"Likewise the ability to disrupt our long fresh food supply chains is an easy target by outside interest groups (like terrorists) and extreme climate events such as hurricanes, tornados, etc., which could result in lack of availability of fresh fruit and vegetables which is already limited to a 3 to 5 days supply at best for most of the nation.
"Fuel scarcity, water scarcity (like the California drought) all show the vulnerabilities that could be off-set by creating a nationally distributed agricultural network with shorter supply chains, less waste, and more nutritious foods available for the consumer clamoring for more local/regionally grown food," says Raftery.
"It should be noted that even during the recent 2008 economic downturn that CEA growers found consistent, stable consumer base who appreciated the high-quality CEA grown product."
How many indoor greenhouses could feed America? William Blair & Co predicts 4,400 40-acre CEA greenhouses to provide food security.
Technologies critical for these businesses to succeed? Access to fiber optic networks, integrated systems control such as water, fertilizer, humidity, CO2, and "monitoring that emulates the Dutch way," says Raftery: "They use only what has been proven successful to grow inside the greenhouses."
In parallel, Raftery is rolling out the AGROWN tech transfer center, The CEA Research & Training Center in Brattleboro, Vermont to provide access for industry trials for new and innovative technologies for the North American market. A first for the US, the Vermont center will roughly house 10 acres of food under glass.
"This center will focus on industry based applied research and skills based training -- both of which are needed if we are to support the predicted growth for the industry in the US, as well as tech transfer as appropriate for the global markets," says Raftery.
There are approximately 75,000 acres of commercial scale CEA globally at this time.

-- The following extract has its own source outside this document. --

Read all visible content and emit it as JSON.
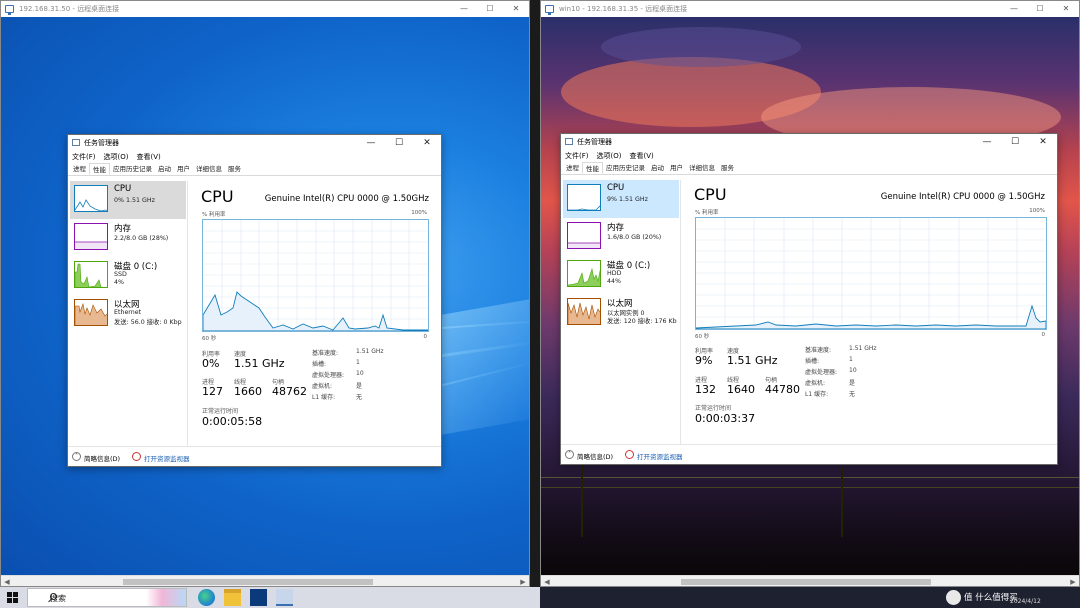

Sound interesting? Costcos and Walmarts of the world should be in Wooster, Ohio next week. As well as private equity investors interested in agtech, clean tech and renewable energy.